F3D - PYLON RACERS
F3F - SLOPE SOARING GLIDERS
F3G - MOTOR GLIDERS
F3H - SOARING CROSS COUNTRY RACING GLIDERS
F3I - AERO TOW SOARING GLIDERS
F3J - THERMAL DURATION GLIDERS
F3K - RADIO CONTROLLED HAND LAUNCHED GLIDERS
F3L - Re-assigned to F7 as F7A
F3M - LARGE MODEL AIRCRAFT
F3P - INDOOR AEROBATICS
yes i found a system how to connect engine+breaks. the breaks an engine are on the same channel with my receiver the only problem is connecting the two servo for breaks you need to use push rod with two springs both sides. so if you have full throttle the breaks are down, if you stop the engine the breaks start to open it has a the same system like the electric rc car full throttle or revers
 

pgerts

Old age member
Mentor
#15
..push rod with two springs both sides..
:applause:
- interesting and smart way when out of functions in the TX.
I am using a pushbutton for the motor - timed by the radio in seconds allowed for the start - only full throttle.
I am using the throttle stick for the brakes - analog all the way - Up = no brakes, Down = full brake.
 

tomcat
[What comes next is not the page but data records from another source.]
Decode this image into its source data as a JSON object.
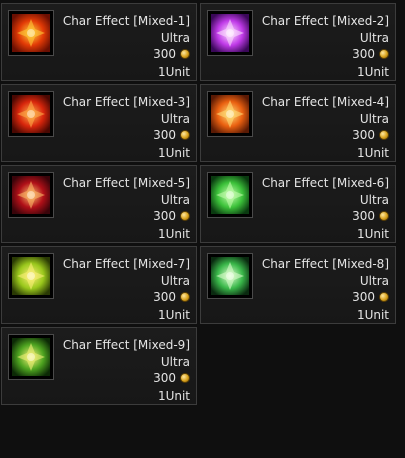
{
  "items": [
    {
      "name": "Char Effect [Mixed-1]",
      "grade": "Ultra",
      "price": "300",
      "unit": "1Unit",
      "icon": "fire-burst-icon",
      "c1": "#ffd23a",
      "c2": "#e23a06",
      "c3": "#6a0f02"
    },
    {
      "name": "Char Effect [Mixed-2]",
      "grade": "Ultra",
      "price": "300",
      "unit": "1Unit",
      "icon": "purple-star-icon",
      "c1": "#ffe3ff",
      "c2": "#c03ae8",
      "c3": "#3a0858"
    },
    {
      "name": "Char Effect [Mixed-3]",
      "grade": "Ultra",
      "price": "300",
      "unit": "1Unit",
      "icon": "red-swirl-icon",
      "c1": "#ffb24a",
      "c2": "#d8260c",
      "c3": "#4a0802"
    },
    {
      "name": "Char Effect [Mixed-4]",
      "grade": "Ultra",
      "price": "300",
      "unit": "1Unit",
      "icon": "phoenix-flame-icon",
      "c1": "#ffe27a",
      "c2": "#ea6010",
      "c3": "#5a1a04"
    },
    {
      "name": "Char Effect [Mixed-5]",
      "grade": "Ultra",
      "price": "300",
      "unit": "1Unit",
      "icon": "crimson-trident-icon",
      "c1": "#ffc06a",
      "c2": "#b01018",
      "c3": "#3a040a"
    },
    {
      "name": "Char Effect [Mixed-6]",
      "grade": "Ultra",
      "price": "300",
      "unit": "1Unit",
      "icon": "green-cloud-icon",
      "c1": "#c8ffb0",
      "c2": "#3cc23a",
      "c3": "#0a3a10"
    },
    {
      "name": "Char Effect [Mixed-7]",
      "grade": "Ultra",
      "price": "300",
      "unit": "1Unit",
      "icon": "yellow-green-trident-icon",
      "c1": "#fff07a",
      "c2": "#9ac81c",
      "c3": "#2a3a04"
    },
    {
      "name": "Char Effect [Mixed-8]",
      "grade": "Ultra",
      "price": "300",
      "unit": "1Unit",
      "icon": "green-phoenix-icon",
      "c1": "#e0ffd0",
      "c2": "#3ab84a",
      "c3": "#0a2a10"
    },
    {
      "name": "Char Effect [Mixed-9]",
      "grade": "Ultra",
      "price": "300",
      "unit": "1Unit",
      "icon": "green-gold-trident-icon",
      "c1": "#f8f27a",
      "c2": "#4ea420",
      "c3": "#0c2a06"
    }
  ]
}
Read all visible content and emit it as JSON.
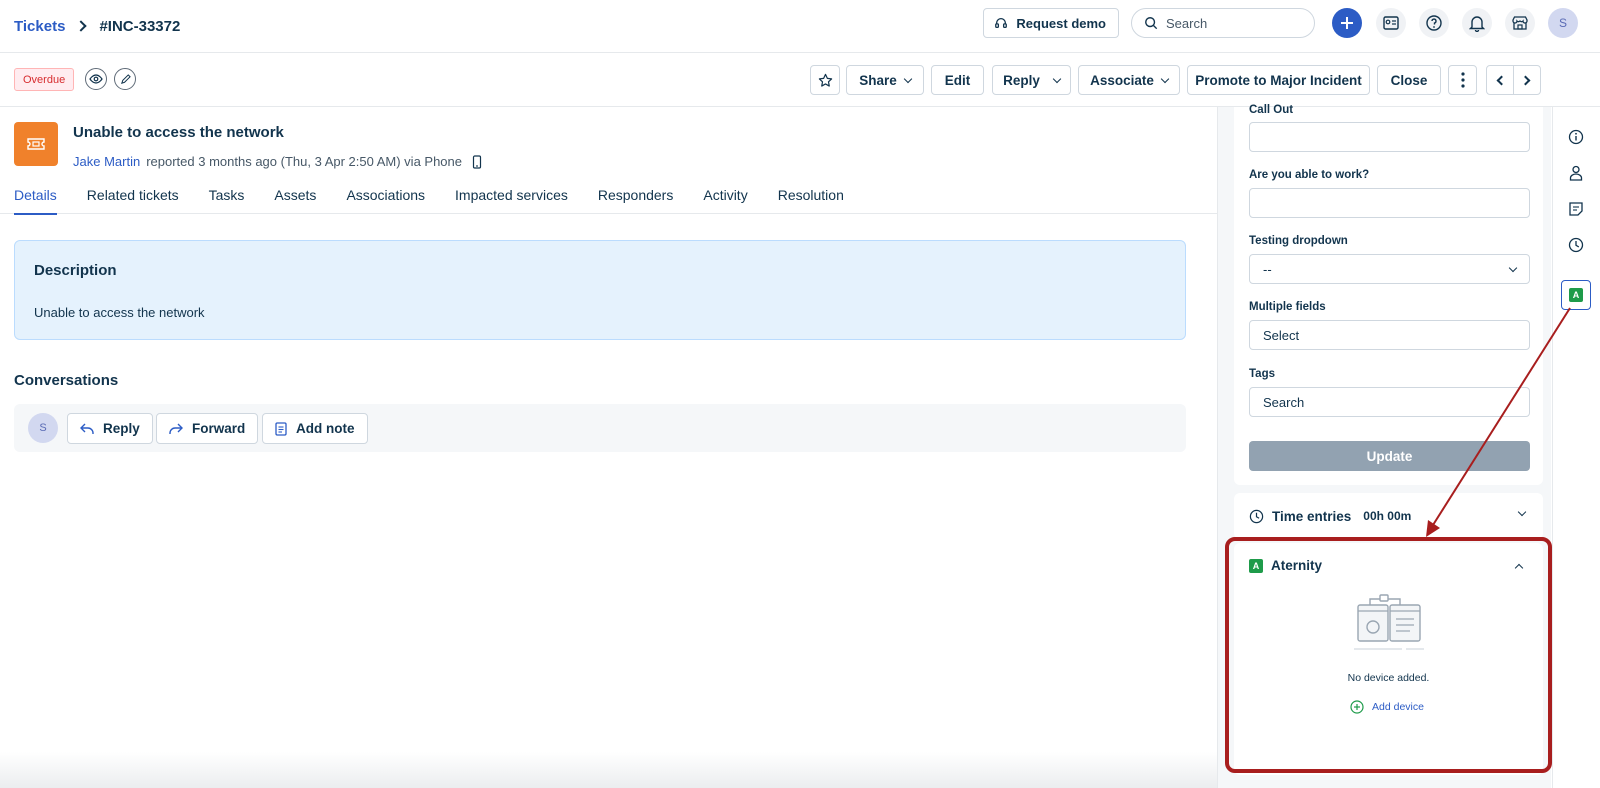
{
  "breadcrumb": {
    "root": "Tickets",
    "current": "#INC-33372"
  },
  "topbar": {
    "request_demo": "Request demo",
    "search_placeholder": "Search",
    "avatar_initial": "S"
  },
  "actionbar": {
    "status_badge": "Overdue",
    "buttons": {
      "share": "Share",
      "edit": "Edit",
      "reply": "Reply",
      "associate": "Associate",
      "promote": "Promote to Major Incident",
      "close": "Close"
    }
  },
  "ticket": {
    "title": "Unable to access the network",
    "requester": "Jake Martin",
    "meta": "reported 3 months ago (Thu, 3 Apr 2:50 AM) via Phone"
  },
  "tabs": [
    "Details",
    "Related tickets",
    "Tasks",
    "Assets",
    "Associations",
    "Impacted services",
    "Responders",
    "Activity",
    "Resolution"
  ],
  "description": {
    "title": "Description",
    "text": "Unable to access the network"
  },
  "conversations": {
    "title": "Conversations",
    "avatar_initial": "S",
    "reply": "Reply",
    "forward": "Forward",
    "add_note": "Add note"
  },
  "properties": {
    "call_out_label": "Call Out",
    "able_to_work_label": "Are you able to work?",
    "testing_dropdown_label": "Testing dropdown",
    "testing_dropdown_value": "--",
    "multiple_fields_label": "Multiple fields",
    "multiple_fields_value": "Select",
    "tags_label": "Tags",
    "tags_placeholder": "Search",
    "update_button": "Update"
  },
  "time_entries": {
    "label": "Time entries",
    "value": "00h 00m"
  },
  "aternity": {
    "badge": "A",
    "title": "Aternity",
    "empty_text": "No device added.",
    "add_device": "Add device"
  },
  "colors": {
    "primary": "#2c5cc5",
    "ticket_icon": "#f0812b",
    "overdue": "#d72d30",
    "aternity_green": "#1e9b4a",
    "highlight_red": "#a81e1e",
    "update_disabled": "#92a2b1"
  }
}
Junior Member
#16
Hi its same smart and good idea .Firstly all the best for the new year if you would like to copy my system its really easy .If you use electric motor with the throttle stick make sure you put your trim all the way down ,and you connect the servo and ESC together so you still have the full control for the engine but because the trim is down if i go with my throttle stick really up i have 1CM over the stick were the engine doesn't work but servo works with that 1CM so you still have control slowly open the brakes and slowly close down .Its very easy try it .If you would like a picture or video of that system i send me a massage .
 

pgerts

Old age member
Mentor
#17
I am sure that everyone here expects you to post pictures and video ;-)
I am happy with my setup and a use 8 channels in my system plus lots of mixes to get what i need.
I dont think i will need other than full speed to get up my glider - just a few seconds.
 

earthsciteach

Moderator
Moderator
#18
Yes, please post pics! This is the kind of info that I feel is missing from the Flite Test forums. There is tons of "cutting edge" electronic info, but clever, old school techniques (or even a focus on aircraft design and construction) is thin.

Having just started my first RC balsa kit build, which is also a sailplane, I'll soak up any info that you two put on here like a sponge!
 

tomcat

Junior Member
#19
hi Earthsciteach , im doing the video now but im new in the for room so i dont really have a clue how to put the video here but i have put the video on youtube and i will put the links on here so you can see how easy it is to set it up .
 

earthsciteach

Moderator
Moderator
#20
Yes, you must first upload to you tube or similar site. You can then click on the "film strip" button at the top of the reply window, copy and paste the url into the window that pops up. That's it.